Chatonda “Chats” Ridley grew up in Malawi, Africa, where he taught himself to play bass as a teenager. He moved to Scotland seven years ago and has since immersed himself in the Scottish music scene, performing with highly regarded bands such as Supa & Da Kryptonites and playing across numerous venues and festivals. Chats has also collaborated with 21 Theatre, a theatre production company based in Edinburgh, and performed as a live musician in some of their past musical productions. He is an exceptional musician, who brings energy, enthusiasm and style to the music that he creates. Chats currently plays bass for Speak Easy Circus, a group that engages its listeners through their evocative lyrics and diverse instrumentation.
Founder of anam creative, Michiel Turner, talks to Chatonda about his experience as a bassist, upcoming collaborations and latest release with Speak Easy Circus.
MT: Who or what inspired you to learn the bass?
CR: I started playing at 15 as a way to hang out with my good friends Alex and Daniel Rajipma. I actually played the drums for a bit before I played bass. I was a terrible drummer. Once they realised this they decided to give me a bass instead of sticks. They also neglected to tell me that the bass I learned on was nearly unplayable by most people's standards because the action on the bass was so high. Both of them had been playing music for years before they met me and so they really inspired me to improve quickly but also they taught me how social music can be. Music was a way for us to talk to each other, a reason to hang out, a game to play with each other and something we could share with others. It was all of those and more. I still view it in a similar way today which is why I enjoy playing with and meeting new musicians so much. I love learning about how others see and interpret things.
MT: What creative projects have you been involved in?
CR: Honestly I've been involved in so many musical projects since I came to the UK 7 years ago that it's a little hard to keep track of (Chats laughs). I didn't have the opportunity to meet as many people while I was growing up in Malawi so I went a bit mad with it when I came here. I've played in jazz big bands, folk bands, ceilidh bands, metal bands, blues and funk bands and I've even been lucky enough to work with DJs and hip-hop artists. I try to learn and develop with each project as much as I can. Wherever people need bass or double bass I'll be there! I'm currently working with; singer/songwriter Megan Black to record an album, hip-hop artist Somnia, the metal band, Moonlight Scythe and, of course, the indomitable Speak Easy Circus.
MT: Can you tell us about your new release with Speak Easy Circus?
CR: Speak Easy Circus are gearing up for a big year of releases! We've just released our single "Lions Should Hunt" on all the usual platforms. The song is about the many ways in which 'masculinity' can negatively impact us and others in our society. We were fed up with how much needless destruction the concept of masculinity brings with it so we made an angry disco song as a way to vent some of that frustration. We have plans to release a few more singles this year and record an album for the end of the year.
MT: What are your goals for the future as a young musician in the creative industries?

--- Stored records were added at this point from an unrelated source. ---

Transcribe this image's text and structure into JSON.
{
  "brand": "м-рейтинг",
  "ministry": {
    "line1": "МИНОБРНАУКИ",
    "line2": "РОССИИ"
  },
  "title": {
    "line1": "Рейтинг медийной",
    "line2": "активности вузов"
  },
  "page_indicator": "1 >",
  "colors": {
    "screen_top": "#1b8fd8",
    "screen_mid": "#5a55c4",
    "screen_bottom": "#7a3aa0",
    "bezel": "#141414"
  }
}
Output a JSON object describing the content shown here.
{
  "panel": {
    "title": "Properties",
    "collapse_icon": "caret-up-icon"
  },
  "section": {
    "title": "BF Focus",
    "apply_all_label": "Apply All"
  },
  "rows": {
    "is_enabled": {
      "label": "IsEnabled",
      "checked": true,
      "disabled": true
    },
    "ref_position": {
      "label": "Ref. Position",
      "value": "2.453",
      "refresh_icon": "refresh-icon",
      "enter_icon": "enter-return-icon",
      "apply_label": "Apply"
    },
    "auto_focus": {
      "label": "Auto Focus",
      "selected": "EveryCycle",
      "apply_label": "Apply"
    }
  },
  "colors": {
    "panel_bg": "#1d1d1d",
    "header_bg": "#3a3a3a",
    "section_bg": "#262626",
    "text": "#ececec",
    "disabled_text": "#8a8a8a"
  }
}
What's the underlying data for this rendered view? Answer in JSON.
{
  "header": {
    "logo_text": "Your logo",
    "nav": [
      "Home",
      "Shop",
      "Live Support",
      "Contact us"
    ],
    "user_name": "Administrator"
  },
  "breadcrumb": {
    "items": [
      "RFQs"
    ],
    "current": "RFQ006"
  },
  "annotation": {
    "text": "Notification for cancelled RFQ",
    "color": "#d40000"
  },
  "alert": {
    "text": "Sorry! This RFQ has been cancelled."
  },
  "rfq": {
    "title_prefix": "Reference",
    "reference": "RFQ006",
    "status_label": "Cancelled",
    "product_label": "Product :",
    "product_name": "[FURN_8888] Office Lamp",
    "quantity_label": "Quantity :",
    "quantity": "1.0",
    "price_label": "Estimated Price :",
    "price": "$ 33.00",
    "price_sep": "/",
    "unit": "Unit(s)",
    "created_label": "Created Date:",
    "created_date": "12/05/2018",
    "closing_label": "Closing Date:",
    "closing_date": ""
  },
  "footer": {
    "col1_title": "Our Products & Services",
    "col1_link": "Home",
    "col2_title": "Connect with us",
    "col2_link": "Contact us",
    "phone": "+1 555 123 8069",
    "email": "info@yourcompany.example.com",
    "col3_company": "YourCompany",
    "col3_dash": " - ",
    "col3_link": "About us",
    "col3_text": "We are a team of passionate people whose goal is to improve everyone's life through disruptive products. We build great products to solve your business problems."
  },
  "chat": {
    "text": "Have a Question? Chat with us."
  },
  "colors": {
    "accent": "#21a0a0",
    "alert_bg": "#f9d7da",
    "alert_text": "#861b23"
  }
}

CR: My goals are probably very similar to many other young musicians. I aim to continue making a wide variety of music with a wide variety of musicians... and hopefully earn a living along the way! Being a musician is hard enough, nevermind being a young or unestablished musician during COVID. The support just isn't there for a lot of folk. To that end, I believe having a home studio set up or some ability to record yourself and collaborate with others is vital. I have recently set up my first home studio and am currently getting to grips with it in order to start producing music remotely with others. I believe it's very important that musicians support each other during these times so if I can help anyone else out along my musical journey then I'll consider myself a successful musician.

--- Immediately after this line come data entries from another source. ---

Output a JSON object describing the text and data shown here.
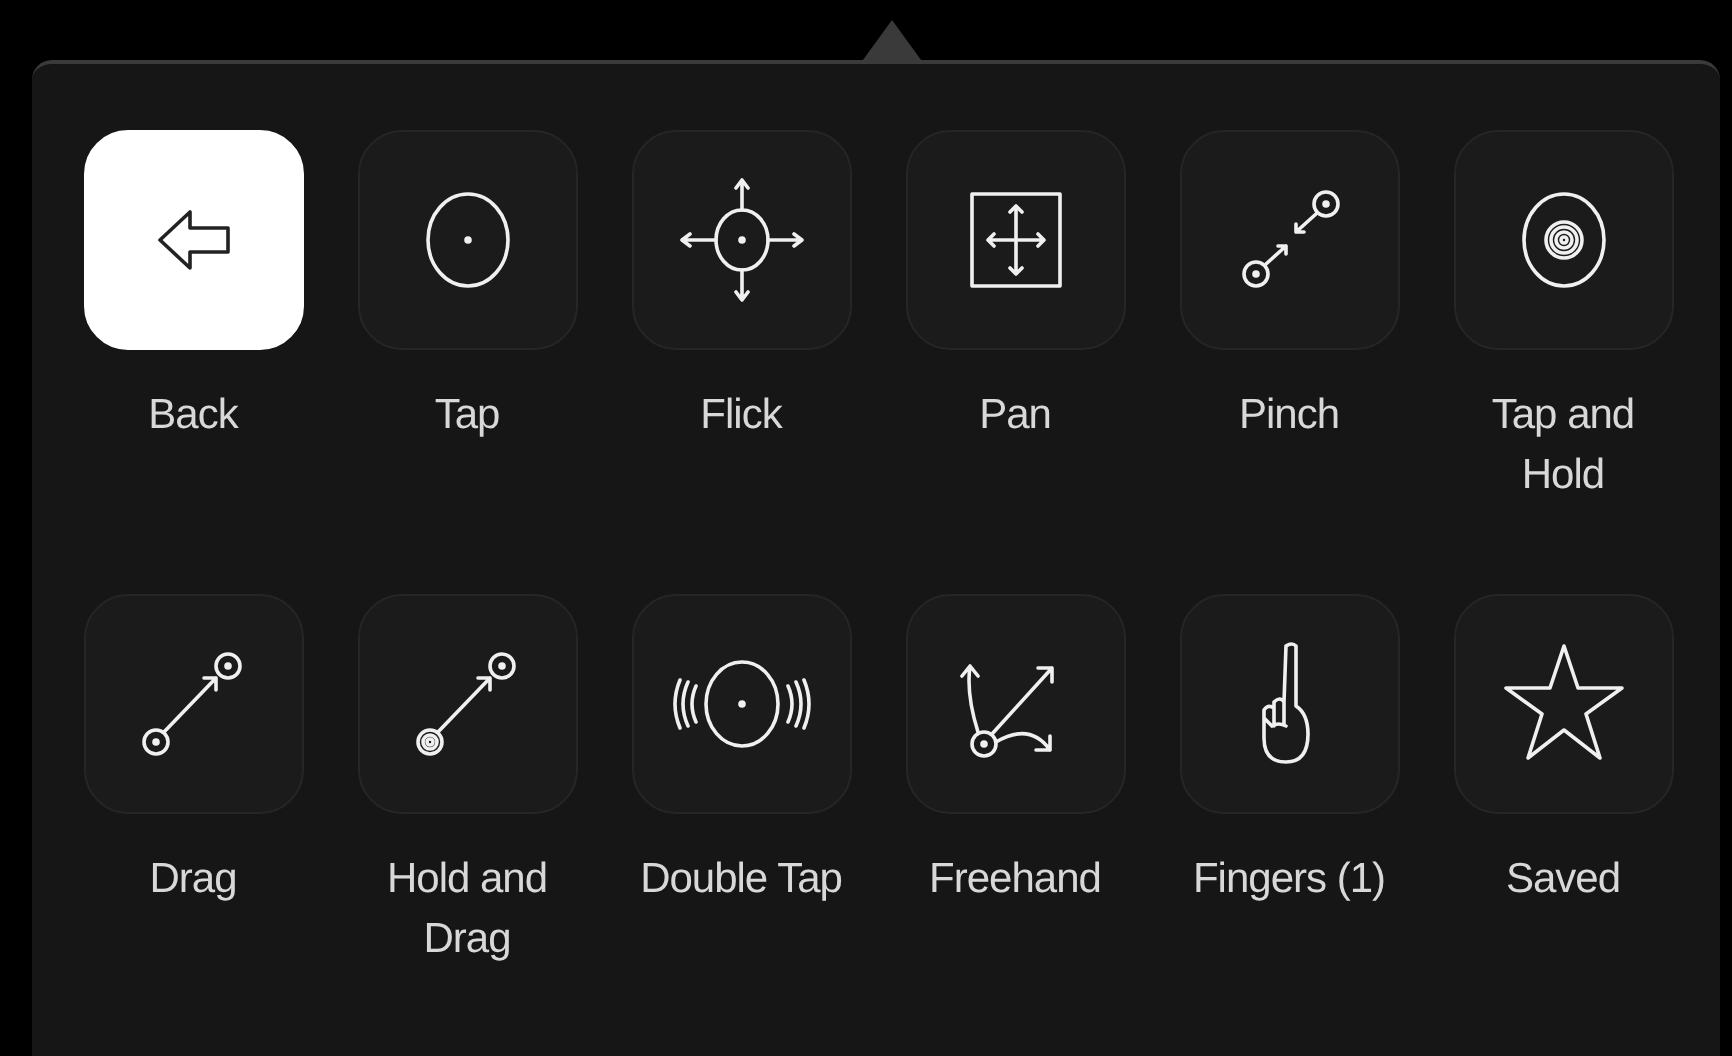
{
  "gestures": [
    {
      "label": "Back",
      "kind": "back",
      "selected": true
    },
    {
      "label": "Tap",
      "kind": "tap",
      "selected": false
    },
    {
      "label": "Flick",
      "kind": "flick",
      "selected": false
    },
    {
      "label": "Pan",
      "kind": "pan",
      "selected": false
    },
    {
      "label": "Pinch",
      "kind": "pinch",
      "selected": false
    },
    {
      "label": "Tap and Hold",
      "kind": "hold",
      "selected": false
    },
    {
      "label": "Drag",
      "kind": "drag",
      "selected": false
    },
    {
      "label": "Hold and Drag",
      "kind": "holddrag",
      "selected": false
    },
    {
      "label": "Double Tap",
      "kind": "doubletap",
      "selected": false
    },
    {
      "label": "Freehand",
      "kind": "freehand",
      "selected": false
    },
    {
      "label": "Fingers (1)",
      "kind": "fingers",
      "selected": false
    },
    {
      "label": "Saved",
      "kind": "saved",
      "selected": false
    }
  ]
}
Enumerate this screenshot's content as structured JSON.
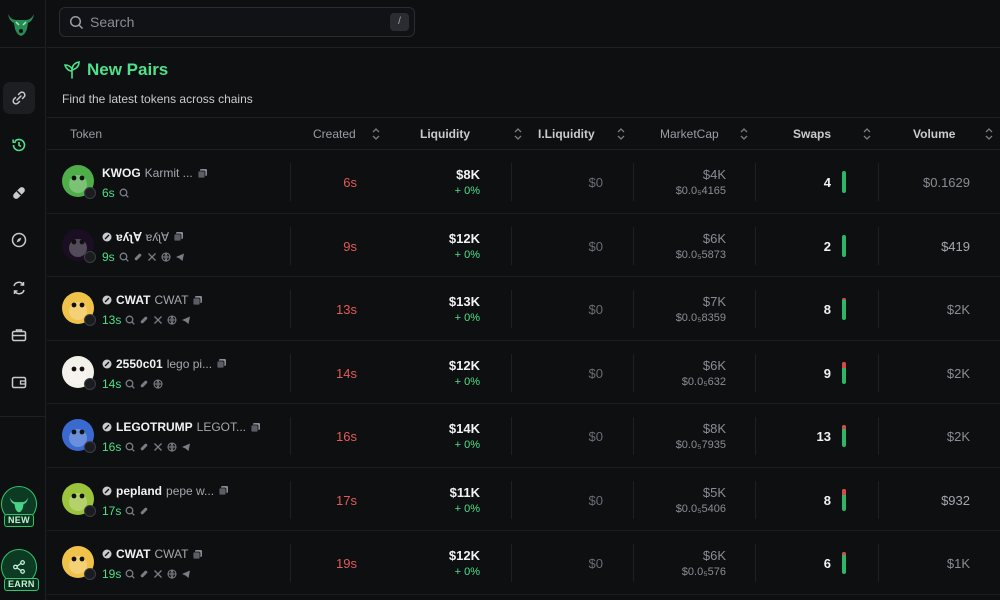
{
  "search": {
    "placeholder": "Search",
    "shortcut": "/"
  },
  "page": {
    "title": "New Pairs",
    "subtitle": "Find the latest tokens across chains"
  },
  "sidebar": {
    "items": [
      {
        "icon": "link-icon",
        "active": true
      },
      {
        "icon": "history-icon",
        "active": false
      },
      {
        "icon": "pill-icon",
        "active": false
      },
      {
        "icon": "compass-icon",
        "active": false
      },
      {
        "icon": "swap-arrows-icon",
        "active": false
      },
      {
        "icon": "briefcase-icon",
        "active": false
      },
      {
        "icon": "wallet-icon",
        "active": false
      }
    ],
    "promo_new": "NEW",
    "promo_earn": "EARN"
  },
  "columns": {
    "token": "Token",
    "created": "Created",
    "liquidity": "Liquidity",
    "iliquidity": "I.Liquidity",
    "marketcap": "MarketCap",
    "swaps": "Swaps",
    "volume": "Volume"
  },
  "rows": [
    {
      "symbol": "KWOG",
      "name": "Karmit ...",
      "age": "6s",
      "created": "6s",
      "liquidity": "$8K",
      "liq_change": "+ 0%",
      "iliquidity": "$0",
      "marketcap": "$4K",
      "price": "$0.0₅4165",
      "swaps": "4",
      "sell_ratio": 0.0,
      "volume": "$0.1629",
      "avatar_color": "#4fae4a",
      "launch_icon": false
    },
    {
      "symbol": "ɐʎʅ∀",
      "name": "ɐʎʅ∀",
      "age": "9s",
      "created": "9s",
      "liquidity": "$12K",
      "liq_change": "+ 0%",
      "iliquidity": "$0",
      "marketcap": "$6K",
      "price": "$0.0₅5873",
      "swaps": "2",
      "sell_ratio": 0.0,
      "volume": "$419",
      "avatar_color": "#1a0f22",
      "launch_icon": true
    },
    {
      "symbol": "CWAT",
      "name": "CWAT",
      "age": "13s",
      "created": "13s",
      "liquidity": "$13K",
      "liq_change": "+ 0%",
      "iliquidity": "$0",
      "marketcap": "$7K",
      "price": "$0.0₅8359",
      "swaps": "8",
      "sell_ratio": 0.1,
      "volume": "$2K",
      "avatar_color": "#f0c24a",
      "launch_icon": true
    },
    {
      "symbol": "2550c01",
      "name": "lego pi...",
      "age": "14s",
      "created": "14s",
      "liquidity": "$12K",
      "liq_change": "+ 0%",
      "iliquidity": "$0",
      "marketcap": "$6K",
      "price": "$0.0₅632",
      "swaps": "9",
      "sell_ratio": 0.3,
      "volume": "$2K",
      "avatar_color": "#f4f1ea",
      "launch_icon": true
    },
    {
      "symbol": "LEGOTRUMP",
      "name": "LEGOT...",
      "age": "16s",
      "created": "16s",
      "liquidity": "$14K",
      "liq_change": "+ 0%",
      "iliquidity": "$0",
      "marketcap": "$8K",
      "price": "$0.0₅7935",
      "swaps": "13",
      "sell_ratio": 0.2,
      "volume": "$2K",
      "avatar_color": "#3a6ad0",
      "launch_icon": true
    },
    {
      "symbol": "pepland",
      "name": "pepe w...",
      "age": "17s",
      "created": "17s",
      "liquidity": "$11K",
      "liq_change": "+ 0%",
      "iliquidity": "$0",
      "marketcap": "$5K",
      "price": "$0.0₅5406",
      "swaps": "8",
      "sell_ratio": 0.3,
      "volume": "$932",
      "avatar_color": "#9bc33b",
      "launch_icon": true
    },
    {
      "symbol": "CWAT",
      "name": "CWAT",
      "age": "19s",
      "created": "19s",
      "liquidity": "$12K",
      "liq_change": "+ 0%",
      "iliquidity": "$0",
      "marketcap": "$6K",
      "price": "$0.0₅576",
      "swaps": "6",
      "sell_ratio": 0.15,
      "volume": "$1K",
      "avatar_color": "#f0c24a",
      "launch_icon": true
    }
  ],
  "colors": {
    "accent": "#4ee08a",
    "red": "#e25a5a",
    "buy": "#2fb56a",
    "sell": "#d94848"
  }
}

MT: What is your involvement with anam creative?
CR: anam creative is a great little community of young musicians in Glasgow which I'm proud to be a part of. The various members all enjoy creating together and we all have vastly different backgrounds in music. It's exciting to work with people who are so different from me and learn from them. I try to offer any and all musical experience I have to the group and our various projects.

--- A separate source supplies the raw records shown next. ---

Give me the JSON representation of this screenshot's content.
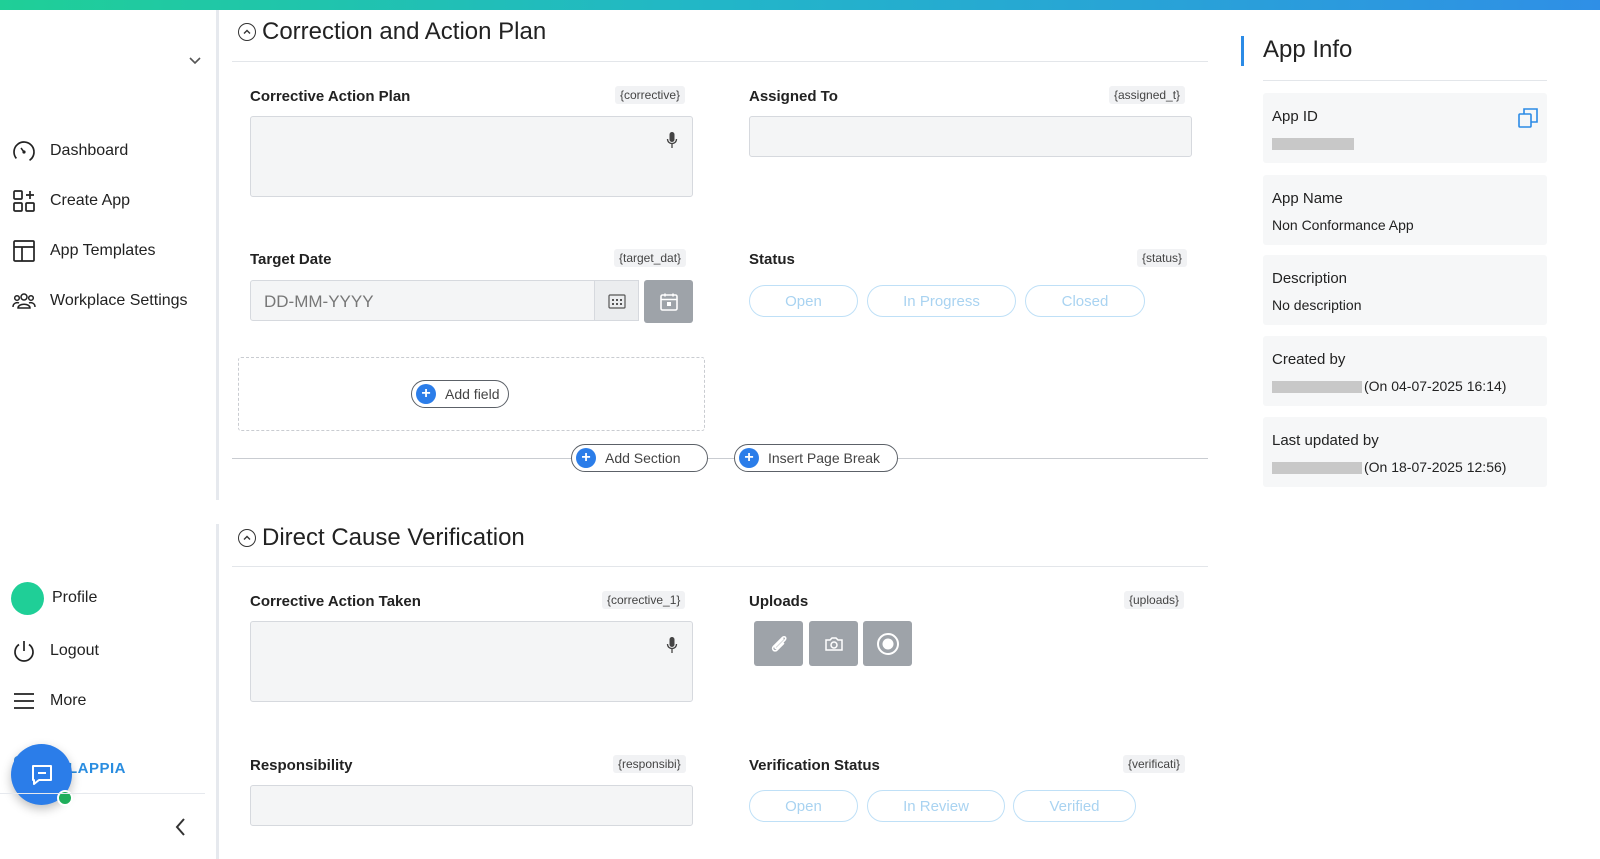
{
  "sidebar": {
    "items": [
      {
        "label": "Dashboard",
        "icon": "dashboard-gauge-icon"
      },
      {
        "label": "Create App",
        "icon": "create-app-grid-icon"
      },
      {
        "label": "App Templates",
        "icon": "templates-layout-icon"
      },
      {
        "label": "Workplace Settings",
        "icon": "people-group-icon"
      }
    ],
    "bottom": [
      {
        "label": "Profile",
        "icon": "avatar"
      },
      {
        "label": "Logout",
        "icon": "power-icon"
      },
      {
        "label": "More",
        "icon": "hamburger-icon"
      }
    ],
    "brand": "LAPPIA"
  },
  "sections": [
    {
      "title": "Correction and Action Plan",
      "fields": {
        "corrective_action_plan": {
          "label": "Corrective Action Plan",
          "var": "{corrective}"
        },
        "assigned_to": {
          "label": "Assigned To",
          "var": "{assigned_t}"
        },
        "target_date": {
          "label": "Target Date",
          "var": "{target_dat}",
          "placeholder": "DD-MM-YYYY"
        },
        "status": {
          "label": "Status",
          "var": "{status}",
          "options": [
            "Open",
            "In Progress",
            "Closed"
          ]
        }
      },
      "add_field": "Add field"
    },
    {
      "title": "Direct Cause Verification",
      "fields": {
        "corrective_action_taken": {
          "label": "Corrective Action Taken",
          "var": "{corrective_1}"
        },
        "uploads": {
          "label": "Uploads",
          "var": "{uploads}"
        },
        "responsibility": {
          "label": "Responsibility",
          "var": "{responsibi}"
        },
        "verification_status": {
          "label": "Verification Status",
          "var": "{verificati}",
          "options": [
            "Open",
            "In Review",
            "Verified"
          ]
        }
      }
    }
  ],
  "actions": {
    "add_section": "Add Section",
    "insert_page_break": "Insert Page Break"
  },
  "app_info": {
    "title": "App Info",
    "app_id_label": "App ID",
    "app_name_label": "App Name",
    "app_name": "Non Conformance App",
    "description_label": "Description",
    "description": "No description",
    "created_by_label": "Created by",
    "created_on": "(On 04-07-2025 16:14)",
    "updated_by_label": "Last updated by",
    "updated_on": "(On 18-07-2025 12:56)"
  },
  "colors": {
    "accent": "#2b7de9",
    "brand_green": "#1fcf97",
    "pill_border": "#bfe0f7"
  }
}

MT: How has anam creative helped your development?
CR: COVID and the restrictions really hit me hard. It's a very tough time for everyone. I lost the desire to play music for the first time since I'd started playing as I could no longer play with others or to others. I've been lucky enough to have a fantastic support network of family and friends just a phone call away to help keep me going and anam creative was part of that support network.